Helicopters will be able to land anywhere with DARPA’s robotic landing gear
Although, helicopter and chopper pilots have been trained to perfection to fly them, landing and the takeoff still remains the trickiest part of the job. Till now, landing in rough seas and uneven terrains was almost impossible, but looks like DARPA have come up with an innovative solution to tackle the issue. The agency suggests to change the way a vehicle lands itself. Instead of using the traditional rigid landing gear, it proposes flexible legs for the helicopter which can assist in landing safely on bumpy terrains.
DARPA recently conducted an experimental demonstration of the so called adaptive robotic landing gear system. Replacing the standard landing gear, the system inspired from insects such as grasshopper uses four articulated, joined legs to land on uneven surface with ease. As the helicopter is about to land, each leg extends and using force-sensitive contact sensors adjust to an appropriate angle for proper landing. While in flight, the legs are able to fold up next to the helicopter’s fuselage.

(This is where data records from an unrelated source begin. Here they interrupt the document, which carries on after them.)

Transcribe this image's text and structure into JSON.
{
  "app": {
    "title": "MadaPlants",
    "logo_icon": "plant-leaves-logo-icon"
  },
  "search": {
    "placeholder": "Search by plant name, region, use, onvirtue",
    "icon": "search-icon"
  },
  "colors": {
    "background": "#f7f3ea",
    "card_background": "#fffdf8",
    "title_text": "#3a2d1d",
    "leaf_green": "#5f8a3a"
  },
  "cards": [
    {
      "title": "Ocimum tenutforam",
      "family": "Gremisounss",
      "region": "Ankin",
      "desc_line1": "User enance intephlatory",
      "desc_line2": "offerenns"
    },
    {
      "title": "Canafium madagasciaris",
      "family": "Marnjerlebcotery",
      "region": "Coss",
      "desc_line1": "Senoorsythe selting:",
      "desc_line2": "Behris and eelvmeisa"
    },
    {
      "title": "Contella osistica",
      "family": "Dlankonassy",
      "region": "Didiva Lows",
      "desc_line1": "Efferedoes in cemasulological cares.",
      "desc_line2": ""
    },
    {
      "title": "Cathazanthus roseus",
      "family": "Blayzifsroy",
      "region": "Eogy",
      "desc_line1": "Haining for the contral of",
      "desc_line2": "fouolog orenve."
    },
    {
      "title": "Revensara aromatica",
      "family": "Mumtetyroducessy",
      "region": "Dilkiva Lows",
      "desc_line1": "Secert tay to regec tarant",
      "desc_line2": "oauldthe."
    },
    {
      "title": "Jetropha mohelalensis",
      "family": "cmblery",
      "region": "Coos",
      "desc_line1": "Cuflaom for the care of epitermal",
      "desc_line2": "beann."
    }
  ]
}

With this ability of landing on and taking off from angled, irregular and moving surfaces, the helicopters would greatly expand their effectiveness across national security missions, natural-disaster zones, ships at sea and other complex operations. Mounted on an unmanned helicopter, DARPA successfully demonstrated its landing and taking off capabilities in a test conducted near Atlanta. Helicopters equipped with the adaptive robotic landing gear will be able to land on sloping terrain of up to 20 degrees.

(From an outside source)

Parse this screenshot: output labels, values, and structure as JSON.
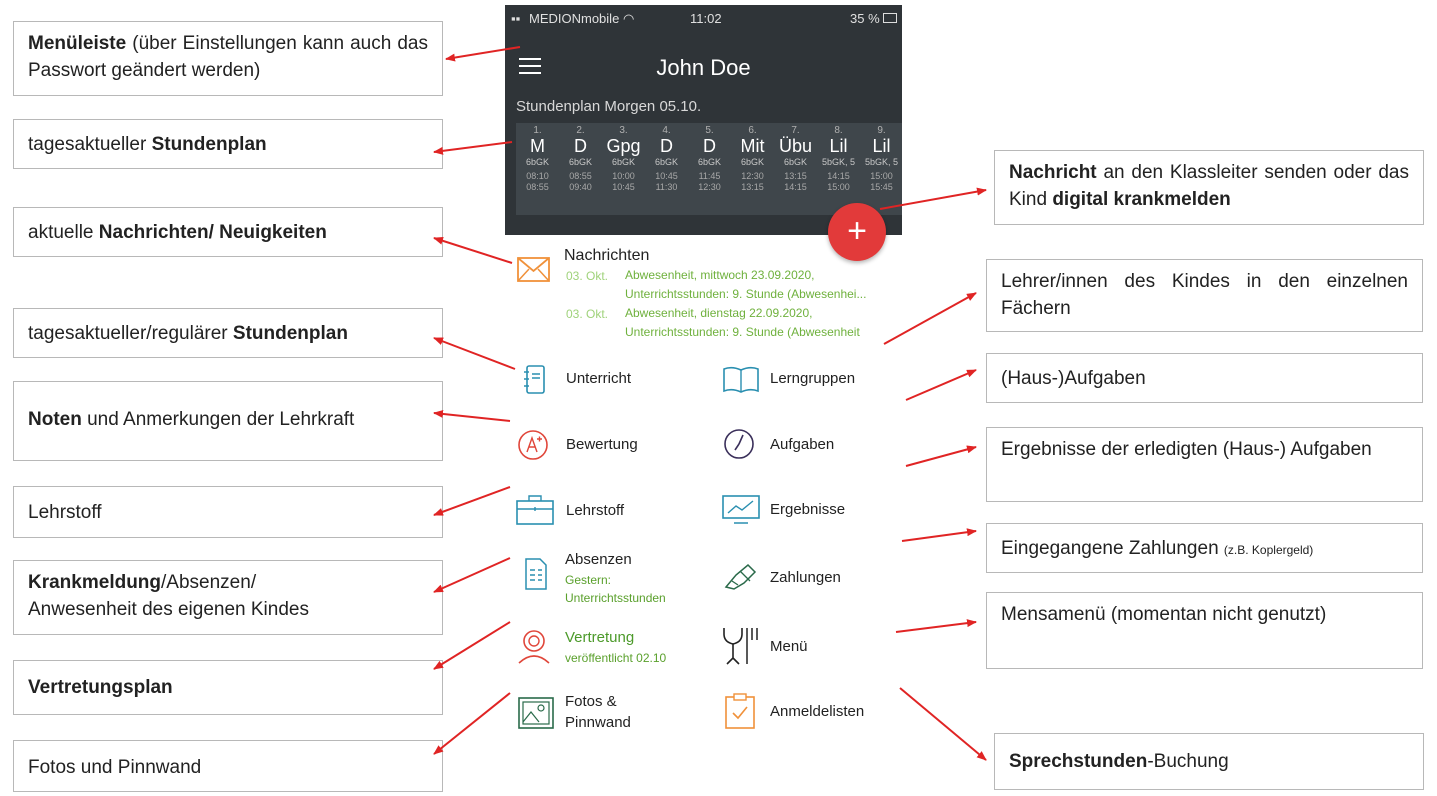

Developed with funding from DARPA’s Mission Adaptive Rotor (MAR) program, the robotic landing gear system is now undergoing continued development by the Georgia Institute of Technology.